Depression

Cambridge to play major role in €400m EU food innovation project

The project, called EIT Food, has ambitious aims to cut by half the amount of food waste in Europe within a decade, and reduce ill health caused by …

Innovation

Cambridge scientists set to get £41 million boost from Cancer Research UK

A key part of the funding will involve training the next generation of cancer researchers - including 45 PhD students - to ensure the brightest …

Cancer

Anti-inflammatory drugs could help treat symptoms of depression, study suggests

Researchers from the Department of Psychiatry at Cambridge led a team that analysed data from 20 clinical trials involving the use of anti-cytokine …

Depression

New approach to treating type 1 diabetes aims to limit damage caused by our own immune system

Type 1 diabetes is one of the most common chronic diseases in children and there is a rapid increase in the number affected each year. About 400,000 …

Diabetes

Professor Sir Patrick Sissons (1945-2016) - School of Clinical Medicine

Gifted physician who studied immune-mediated kidney disease and human persistent virus infections<p>Patrick Sissons, who died on 25 September, will be …

Dementia: Catching the memory thief

You may have heard of the ‘dementia tsunami’. It’s heading our way. As our population ages, the number of cases of dementia is set to rocket, …

Dementia

‘Gut feelings’ help make more successful financial traders

‘Gut feelings’ – known technically as interoceptive sensations – are sensations that carry information to the brain from many tissues of the body, …

University of Cambridge

Vaccination uptake among Traveller communities significantly lower than in general population

In a study published today in the Journal of Public Health, researchers from the Primary Care Unit at Cambridge examined records at a General …

Public Health

South Asian patients have worse experiences of GP interactions, study suggests

Patients’ evaluations of doctors’ interpersonal skills are used to assess quality of care. In both the UK and the US, certain minority ethnic groups …

UK Universities

Quadruple helix form of DNA may aid in the development of targeted cancer therapies

Scientists have identified where a four-stranded version of DNA exists within the genome of human cells, and suggest that it may hold a key to …

Genetics

Oesophageal cancer treatments could be tailor-made for individual patients, study finds

The findings, published in Nature Genetics on Monday, could help find drugs that target specific weaknesses in each subtype of the disease, …

Cancer

Opinion: Why danger is exciting – but only to some people
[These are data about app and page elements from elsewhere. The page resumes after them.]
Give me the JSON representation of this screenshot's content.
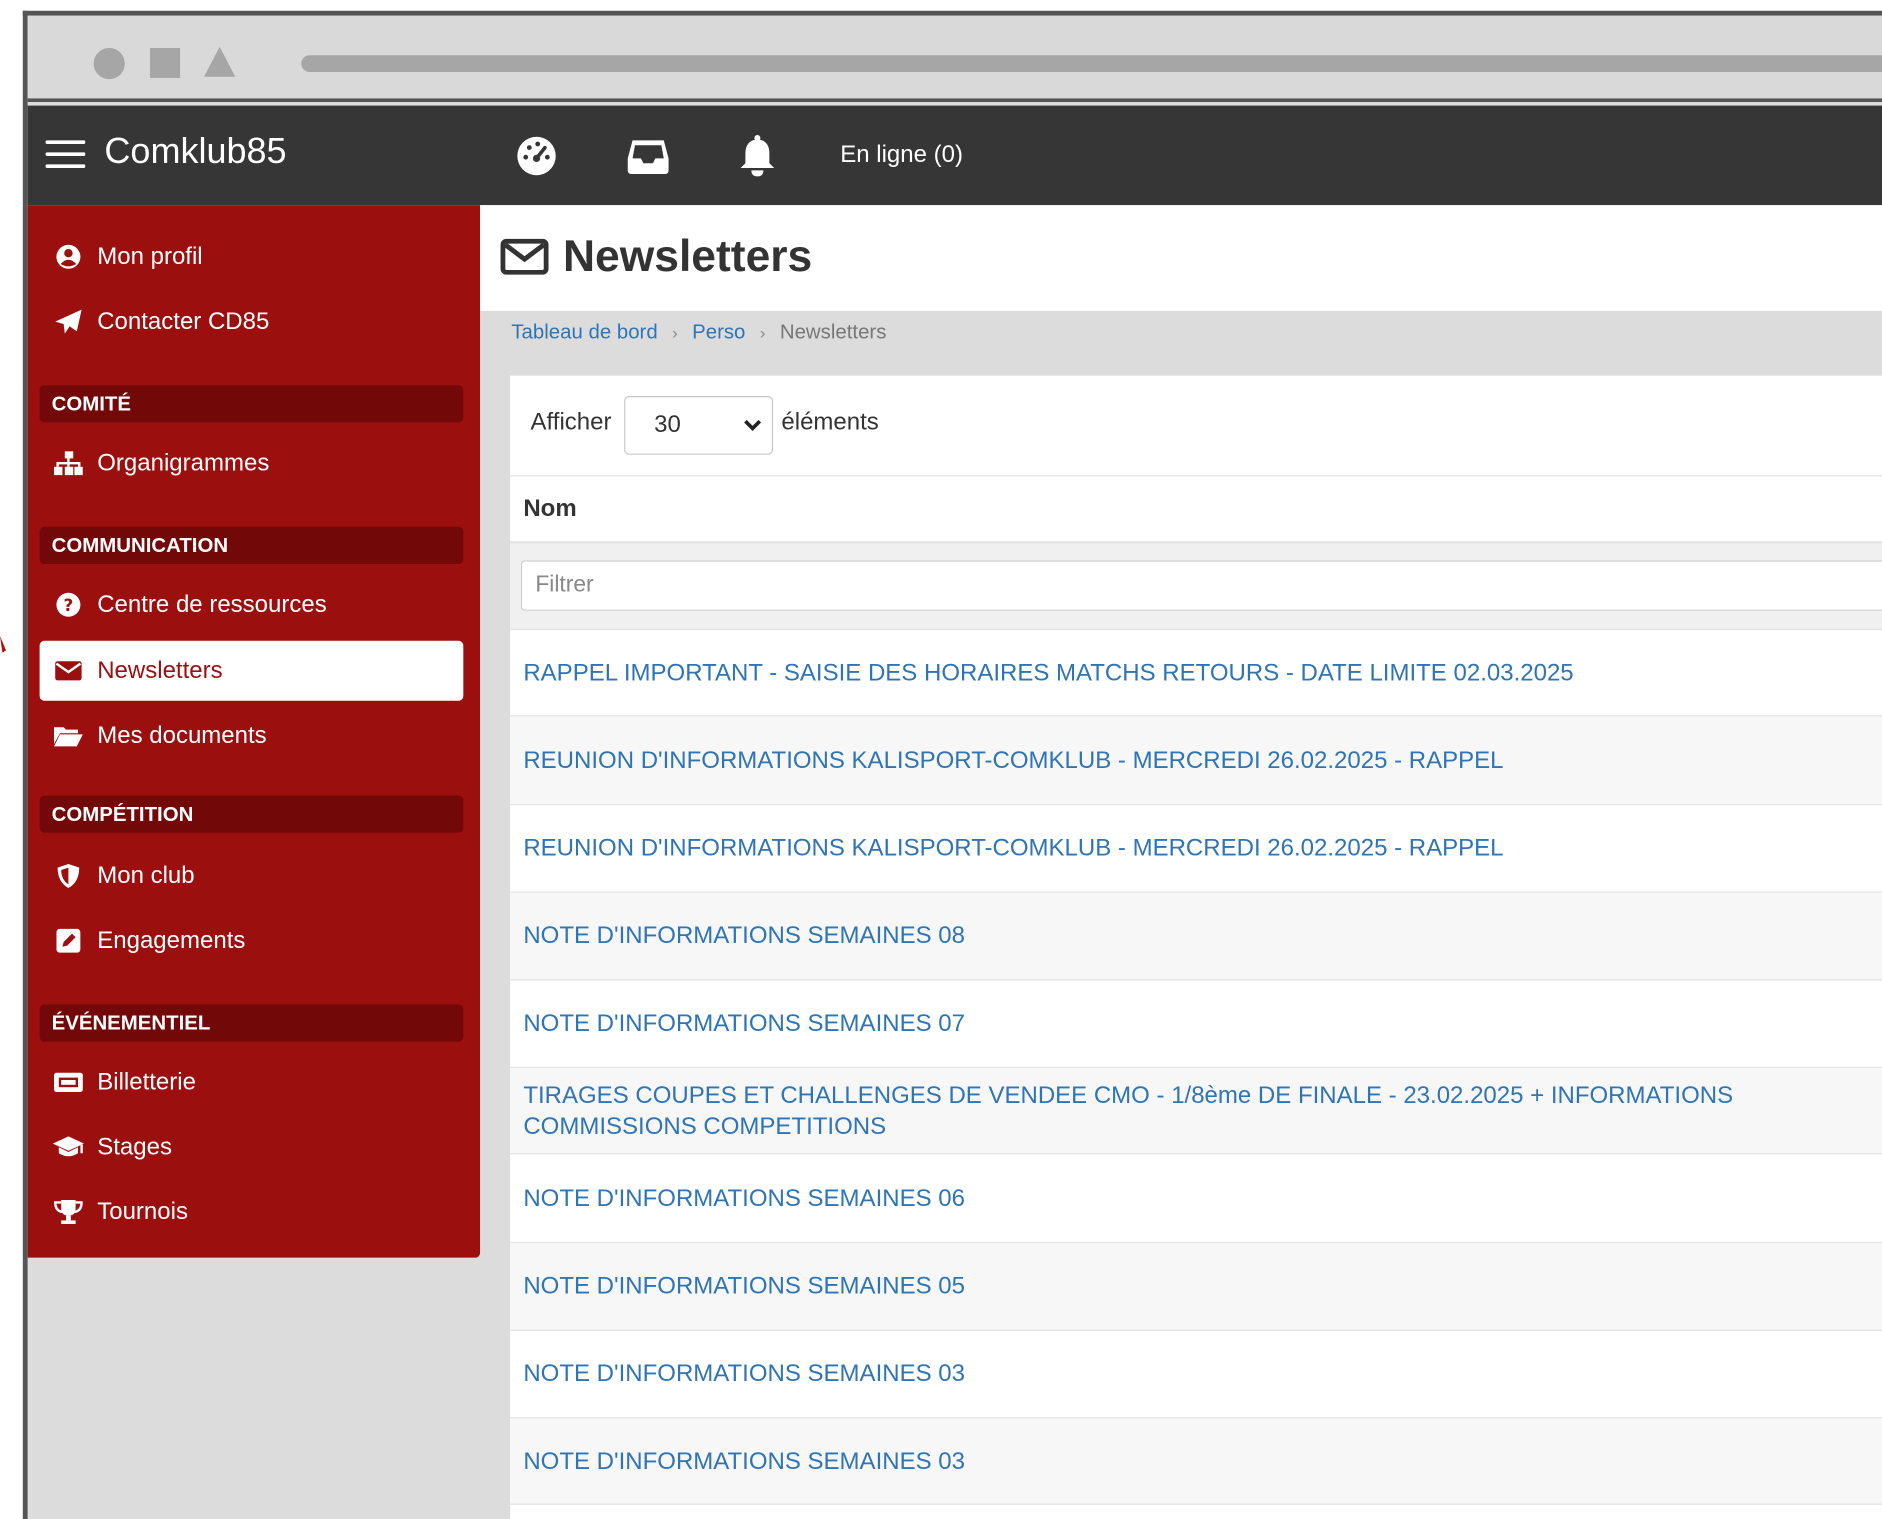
{
  "app": {
    "brand": "Comklub85",
    "online_label": "En ligne (0)"
  },
  "topnav_icons": [
    "dashboard-icon",
    "inbox-icon",
    "bell-icon"
  ],
  "sidebar": {
    "items": [
      {
        "label": "Mon profil",
        "icon": "user-circle-icon"
      },
      {
        "label": "Contacter CD85",
        "icon": "paper-plane-icon"
      }
    ],
    "sections": [
      {
        "header": "COMITÉ",
        "items": [
          {
            "label": "Organigrammes",
            "icon": "sitemap-icon"
          }
        ]
      },
      {
        "header": "COMMUNICATION",
        "items": [
          {
            "label": "Centre de ressources",
            "icon": "question-circle-icon"
          },
          {
            "label": "Newsletters",
            "icon": "envelope-icon",
            "active": true
          },
          {
            "label": "Mes documents",
            "icon": "folder-open-icon"
          }
        ]
      },
      {
        "header": "COMPÉTITION",
        "items": [
          {
            "label": "Mon club",
            "icon": "shield-icon"
          },
          {
            "label": "Engagements",
            "icon": "edit-square-icon"
          }
        ]
      },
      {
        "header": "ÉVÉNEMENTIEL",
        "items": [
          {
            "label": "Billetterie",
            "icon": "ticket-icon"
          },
          {
            "label": "Stages",
            "icon": "graduation-cap-icon"
          },
          {
            "label": "Tournois",
            "icon": "trophy-icon"
          }
        ]
      }
    ]
  },
  "page": {
    "title": "Newsletters",
    "breadcrumb": [
      "Tableau de bord",
      "Perso",
      "Newsletters"
    ]
  },
  "table": {
    "length_prefix": "Afficher",
    "length_value": "30",
    "length_suffix": "éléments",
    "column_header": "Nom",
    "filter_placeholder": "Filtrer",
    "rows": [
      "RAPPEL IMPORTANT - SAISIE DES HORAIRES MATCHS RETOURS - DATE LIMITE 02.03.2025",
      "REUNION D'INFORMATIONS KALISPORT-COMKLUB - MERCREDI 26.02.2025 - RAPPEL",
      "REUNION D'INFORMATIONS KALISPORT-COMKLUB - MERCREDI 26.02.2025 - RAPPEL",
      "NOTE D'INFORMATIONS SEMAINES 08",
      "NOTE D'INFORMATIONS SEMAINES 07",
      "TIRAGES COUPES ET CHALLENGES DE VENDEE CMO - 1/8ème DE FINALE - 23.02.2025 + INFORMATIONS COMMISSIONS COMPETITIONS",
      "NOTE D'INFORMATIONS SEMAINES 06",
      "NOTE D'INFORMATIONS SEMAINES 05",
      "NOTE D'INFORMATIONS SEMAINES 03",
      "NOTE D'INFORMATIONS SEMAINES 03"
    ]
  },
  "colors": {
    "sidebar_bg": "#9b0f0f",
    "sidebar_header_bg": "#730808",
    "topnav_bg": "#363636",
    "link": "#2f74b5"
  }
}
It has been the most deadly summer for wingsuit flying to date. But what makes some people want to base jump off a cliff, binge drink to oblivion or …

Psychology

“Opening the skull” of patients after head injury reduces risk of death from brain swelling

Traumatic brain injury is a serious injury to the brain, often caused by road traffic accidents, assaults or falls. It can lead to dangerous swelling …

Medicine

Major global study reveals new hypertension and blood pressure genes

The discoveries include DNA changes in three genes that have much larger effects on blood pressure in the population than previously seen, providing …

Genetics

Scans reveal how teenage brain develops - School of Clinical Medicine

Research led by Dr Kirstie Whitaker, Dr Petra Vertes and Prof Ed Bullmore (Psychiatry) has mapped the structural changes that occur in teenagers’ …

Novel potential approaches for treatment of cancers with KRAS mutations - School of Clinical Medicine

A study by Dr David Perera and Professor Ashok Venkitaraman (MRC Cancer Unit) has identified new potential avenues for the treatment of certain forms …

Wash cycle: making organs fit for transplantation

In a room in the Department of Surgery, a kidney sits inside a chamber connected to tubes and monitors. Solutions and gases are pumping through it …

Medicine

Time travelling to the mother tongue

No matter whether you speak English or Urdu, Waloon or Waziri, Portuguese or Persian, the roots of your language are the same. Proto-Indo-European …

Linguistics

Missing link in epigenetics could explain conundrum of disease inheritance

The study, published in <i>Science</i> by researchers at University of Cambridge, Queen Mary University of London (QMUL) and King’s College London, shows …

Genetics